In the records, find each line where "piroliyt" occurs, and copy it.

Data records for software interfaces
——

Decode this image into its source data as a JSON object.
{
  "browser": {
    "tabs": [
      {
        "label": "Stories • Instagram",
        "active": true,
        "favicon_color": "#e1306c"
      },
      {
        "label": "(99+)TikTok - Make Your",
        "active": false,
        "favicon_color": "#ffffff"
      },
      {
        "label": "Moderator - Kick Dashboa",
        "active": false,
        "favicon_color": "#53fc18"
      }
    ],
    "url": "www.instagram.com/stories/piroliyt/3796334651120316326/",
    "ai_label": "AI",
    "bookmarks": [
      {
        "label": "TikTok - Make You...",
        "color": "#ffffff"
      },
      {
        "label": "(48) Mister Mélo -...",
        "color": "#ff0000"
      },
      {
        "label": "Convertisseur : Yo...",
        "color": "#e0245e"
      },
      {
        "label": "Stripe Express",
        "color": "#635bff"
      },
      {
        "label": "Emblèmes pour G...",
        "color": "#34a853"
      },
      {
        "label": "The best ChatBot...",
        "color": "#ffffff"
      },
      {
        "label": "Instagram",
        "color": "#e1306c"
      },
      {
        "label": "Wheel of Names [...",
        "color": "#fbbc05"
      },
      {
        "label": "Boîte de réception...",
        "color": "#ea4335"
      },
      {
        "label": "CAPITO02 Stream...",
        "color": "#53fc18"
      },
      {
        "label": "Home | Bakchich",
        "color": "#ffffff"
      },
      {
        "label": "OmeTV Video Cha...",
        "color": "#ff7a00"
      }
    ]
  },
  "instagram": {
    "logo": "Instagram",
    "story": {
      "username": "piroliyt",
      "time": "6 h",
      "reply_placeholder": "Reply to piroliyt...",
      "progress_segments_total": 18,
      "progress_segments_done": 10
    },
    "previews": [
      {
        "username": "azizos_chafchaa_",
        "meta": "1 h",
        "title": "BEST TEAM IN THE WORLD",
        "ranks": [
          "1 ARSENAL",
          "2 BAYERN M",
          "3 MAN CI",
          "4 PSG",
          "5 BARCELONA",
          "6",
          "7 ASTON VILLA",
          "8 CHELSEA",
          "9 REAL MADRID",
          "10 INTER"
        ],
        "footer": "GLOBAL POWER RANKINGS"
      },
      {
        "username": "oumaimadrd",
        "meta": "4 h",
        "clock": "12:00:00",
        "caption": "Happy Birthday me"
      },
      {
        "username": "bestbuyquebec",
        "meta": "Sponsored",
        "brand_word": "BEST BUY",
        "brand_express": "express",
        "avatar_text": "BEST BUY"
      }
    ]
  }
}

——

▶ [RESPONSE]
    "url": "www.instagram.com/stories/piroliyt/3796334651120316326/",
      "username": "piroliyt",
      "reply_placeholder": "Reply to piroliyt...",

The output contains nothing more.